It was perhaps the most amazing, curious interpretive event I have ever been involved with–made so not by its content, but rather by its literal atmospherics. This now-legendary program (at least within the park staff) proved two things: Stonewall Jackson can still draw a crowd even 134 years after his death, and people will jump at the chance to get close to history, even in its most ethereal form.
The program had its genesis in an article that appeared in one of the Civil War magazines (I believe Blue and Gray, but could be wrong). The writer had earlier done celestial calculations showing how and why the tides at Tarawa had been so exceptionally and disastrously difficult during the amphibious landing there in November 1943. His latest calculations showed that the arrangement of celestial bodies on May 2, 1996 would match precisely those of May 2, 1863, the night of Stonewall Jackson’s wounding at Chancellorsville–same moonrise, same moon phase, etc. Though amazed that anyone had the time to figure such a thing out, the park staff–atuned to subtle connections like that–thought it was all pretty cool, and so we decided to do a program at the site of Jackson’s wounding that night, May 2, 1996. We issued the standard press releases about the event and prepared for it like a hundred others.
Frank O’Reilly was to lead the tour. At the time, I was the park’s Assistant Superintendent (a REAL bureaucrat, even in title), and offered to help with logistics and to be available if anything came up. We planned the program to start at 7:30, and to be done by 8:30 (before full darkness fell). We agreed beforehand that if some folks wanted to hang around until the anniversary minute (put by most accounts at 9 p.m.), we would hang too. We even calculated the likely moment. Adjusting an hour for daylight savings time and the 1883 adjustment for the imposition of Railway Time in Virginia (by most accounts about 11 minutes in this part of Virginia), we put the time of Jackson’s wounding at 10:11. Given that that was nearly two hours after the original program ended, we figured few if any would want to linger that long.
We expected a good crowd–maybe 60 or 80 people, given the quirky uniqueness of the evening. I drove into the parking lot just short of 7 and was astonished at what I saw. Not dozens, but hundreds of people, the lot overflowing, visitors swarming around the visitor center. By 7:15 we had probably 400 people on hand. Frank and I did some emergency recalculations, split them into two groups as best we could (Frank’s far larger than mine–people who come to see Frank O’Reilly want to see Frank O’Reilly, and not the second string), and came up with a plan to move the groups through what by any measure is a small space.
That done, as we waited for 7:30, I started talking to people. I spoke to one group who had driven from near Vicksburg, Mississippi, THAT DAY to be there for the program. I soon found that there were people there not just from all over Virginia, but from across the East Coast. All of them said they just wanted to be here to “feel” what it was like on May 2, 1863–to see the moon as Jackson and the men who shot him saw it, to sense the level of light in the forest that night, to just feel. An added bonus for the night was the weather: it too matched almost exactly the weather on May 2, 1863. The atmospherics were perfect.
Mind you, the tour we gave that evening has been given 25,000 times on that ground over the years.

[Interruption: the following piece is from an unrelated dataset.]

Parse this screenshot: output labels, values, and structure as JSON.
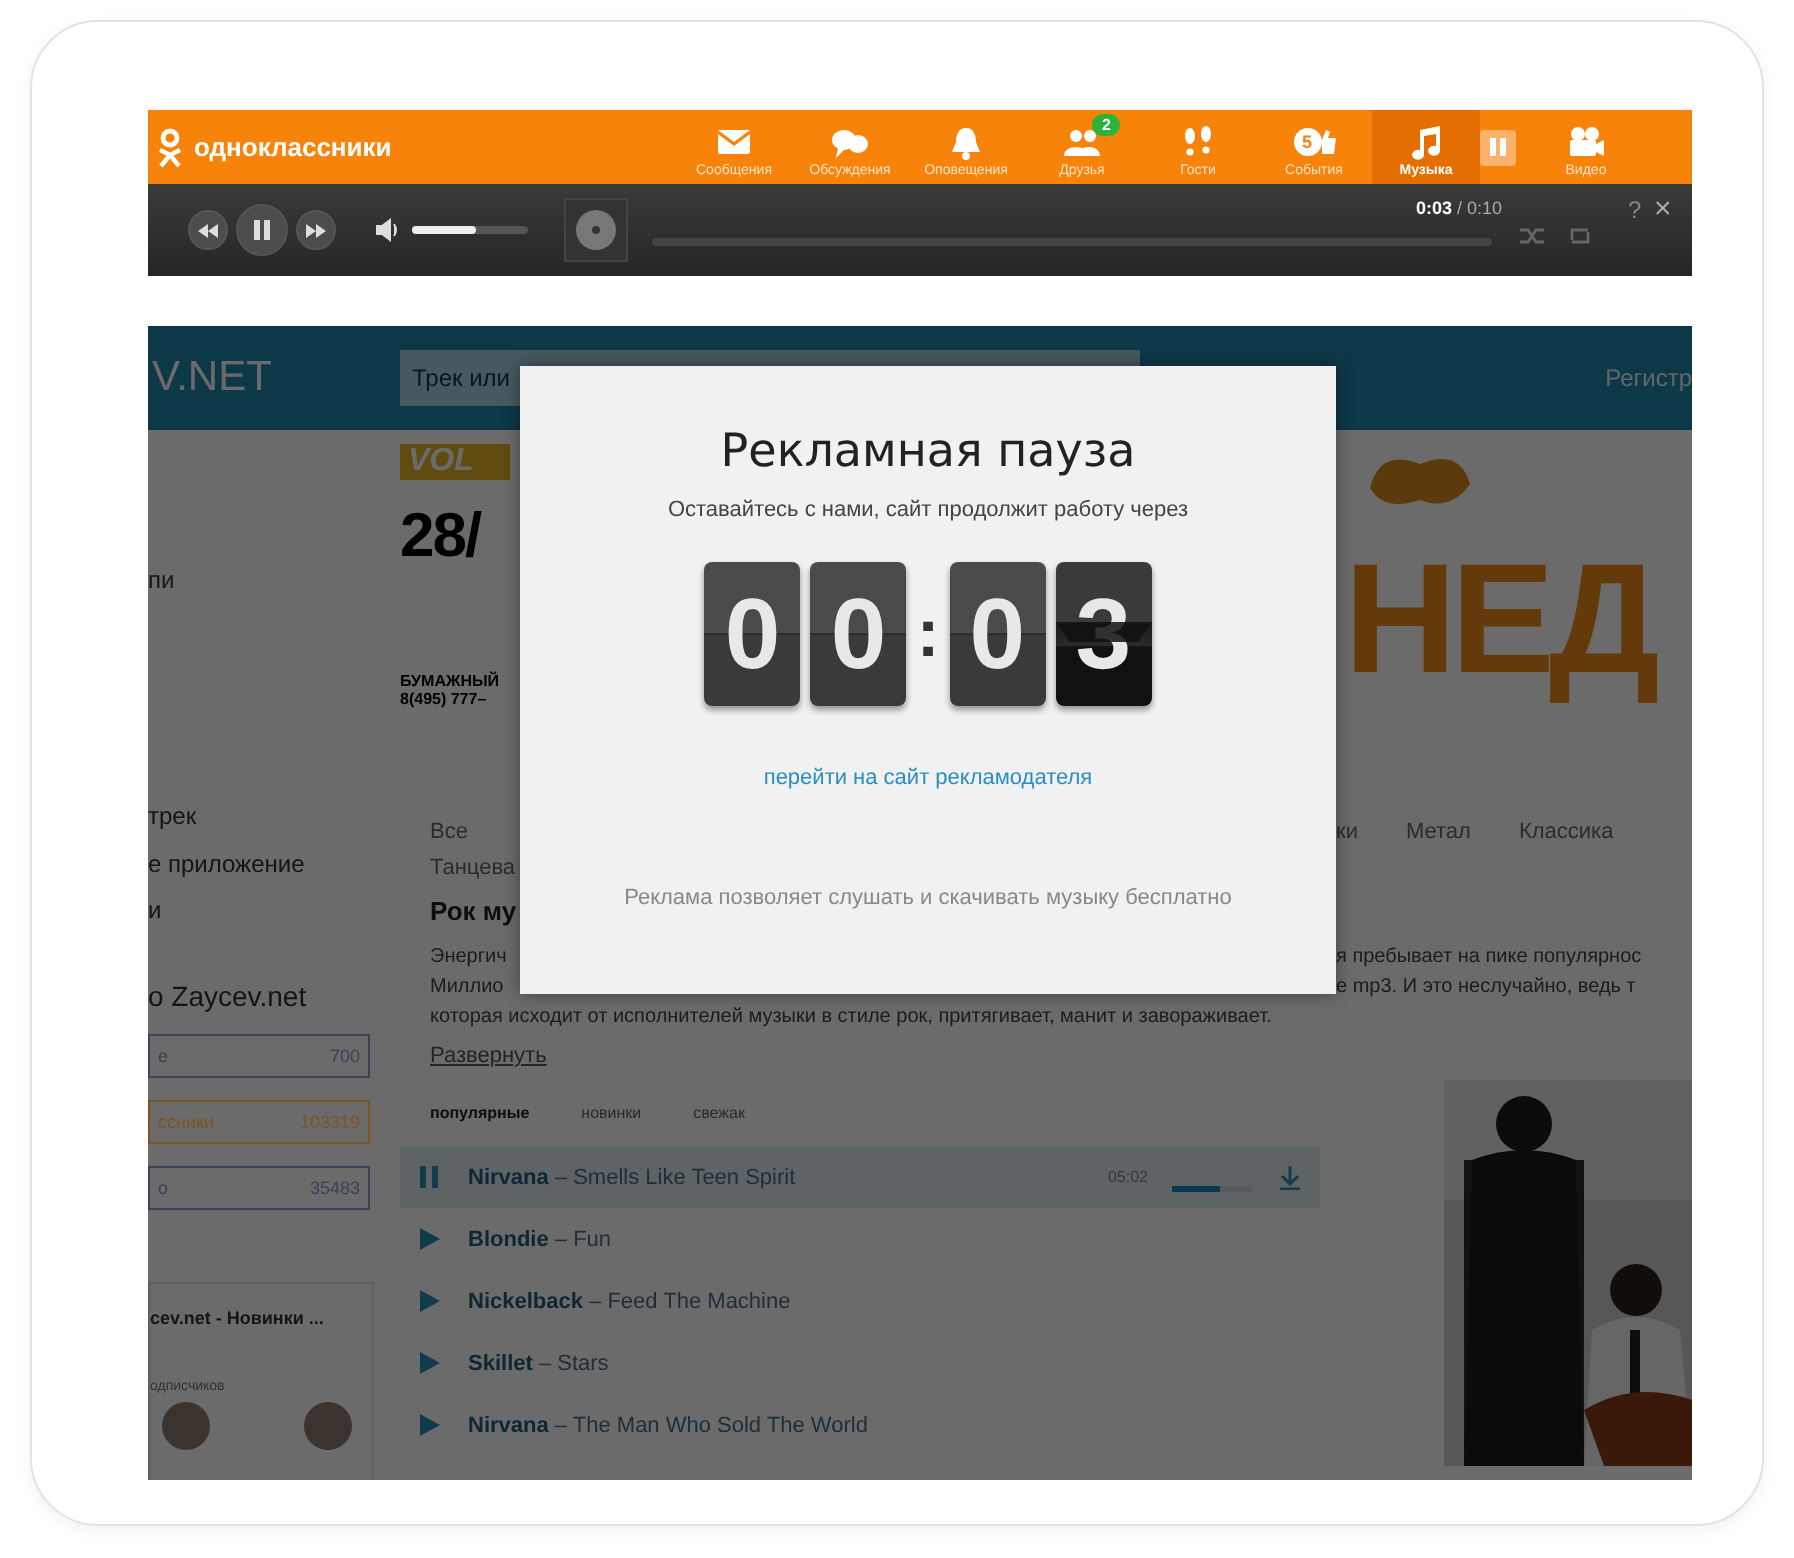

There was nothing special about its content. The only thing that distinguished it was nothing more substantial than the location of starlight and moonlight.
By 8:30 we were done, and we told everyone that if anyone wanted to remain until “the moment” (still 101 minutes away) we would remain as well. To our astonishment dozens did so, quietly, Frank and I standing in the Mountain Road offering up a hushed minute-by-minute account of what was happening 134 years before. The minutes ticked by, until at 10:11, one of us said, “this is the moment.” No one said a word as we stood there in the Mountain Road, outside the visitor center, within a few feet of where the bullets felled Jackson, the moon beaming through the leaves, the air cool and beautiful. Silence for a few minutes more…and then the assemblage started melting away. By 10:30, they were gone.
I don’t know how many people told me in the aftermath that it was one of the most amazing experiences they’d ever had.
The “Moonwalk,” as it has since become known, offered up a vivid lesson: people want to get close to history, they want to come as close as they can to touching it, feeling it. Nothing more substantial than the arrangement of celestial bodies transformed a tour done thousands of times for probably a million people into something absolutely unique in my experience (and I suspect the visitors’ too). The passage of time is an accumulating barrier to history, but once in a while those barriers can lower–and when they do, people will come. They are not nutty, but rather seek a human connection (be it imagined or real) with events and people they strive (or struggle) to understand.
It is a powerful hint why the Sesquicentennial matters so much to so many (though far more could not care less about it): even a shared moment of time distanced by precisely 150 years is enough to lower those barriers just a bit, and heighten the connection–sometimes for a moment, sometimes for a lifetime.